The veracity of that far-fetched story—burnished and succored primarily by the usual denizens of the American establishment, including its media, academy, and government officials—has grown increasingly threadbare in the long years since. This, despite the U.S. government continuing to harbor many critical documents related to the events for purposes of “national security.”


One thing is not debatable. From the date of Kennedy’s assassination forward, under the leadership of new president Lyndon Johnson, America’s withdrawal from Vietnam ceased, and its buildup there began and grew for many tragic years. As the new president told Secretary of Defense Robert McNamara in a private, though taped, conversation: “I always thought it was a mistake to discuss withdrawing (from Vietnam), bad psychologically. But you and the President thought otherwise, and I just sat there and listened.”


Johnson’s long-practiced secrecy and dishonesty finally found him out, however. His doubleminded fear, predicated on deep seated immorality, prohibited American soldiery from doing what it needed to do to win the war. Instead, U.S troops were forced to fight a brutal, demoralizing, “limited” war, prohibited from setting foot into the nation they were fighting!


The Communists, meanwhile, were willing to fight a hundred years and lose their entire population if necessary. They employed guerilla tactics in a strategy of defeating the world’s greatest power with “death by a thousand cuts.” By 1968, more than half a million American troops were in Vietnam, and U.S. military commanders wanted hundreds of thousands more.

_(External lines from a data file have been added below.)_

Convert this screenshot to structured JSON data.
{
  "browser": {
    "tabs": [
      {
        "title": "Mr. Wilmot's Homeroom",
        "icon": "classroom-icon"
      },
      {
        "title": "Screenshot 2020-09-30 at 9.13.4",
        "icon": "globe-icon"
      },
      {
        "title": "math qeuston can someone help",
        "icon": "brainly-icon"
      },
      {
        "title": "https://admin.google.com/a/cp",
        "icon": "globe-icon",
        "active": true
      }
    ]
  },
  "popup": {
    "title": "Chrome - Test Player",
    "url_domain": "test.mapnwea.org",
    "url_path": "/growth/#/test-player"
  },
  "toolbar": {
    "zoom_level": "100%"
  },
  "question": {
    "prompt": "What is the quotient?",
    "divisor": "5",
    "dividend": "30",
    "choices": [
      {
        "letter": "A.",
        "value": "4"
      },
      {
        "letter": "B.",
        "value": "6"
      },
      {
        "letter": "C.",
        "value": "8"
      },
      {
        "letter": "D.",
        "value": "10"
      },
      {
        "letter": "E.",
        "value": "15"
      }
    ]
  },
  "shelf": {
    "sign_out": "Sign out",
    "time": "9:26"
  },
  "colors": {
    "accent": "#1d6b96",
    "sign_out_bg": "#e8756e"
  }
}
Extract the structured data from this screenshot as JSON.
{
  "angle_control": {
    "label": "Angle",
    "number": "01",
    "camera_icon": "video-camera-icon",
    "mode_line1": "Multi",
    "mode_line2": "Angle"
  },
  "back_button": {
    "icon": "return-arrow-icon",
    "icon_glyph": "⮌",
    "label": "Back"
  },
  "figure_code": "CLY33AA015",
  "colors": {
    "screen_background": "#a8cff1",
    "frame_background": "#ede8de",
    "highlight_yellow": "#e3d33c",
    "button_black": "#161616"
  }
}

Civil discord on the American home front, meanwhile, rose in the late 1960s to heights not witne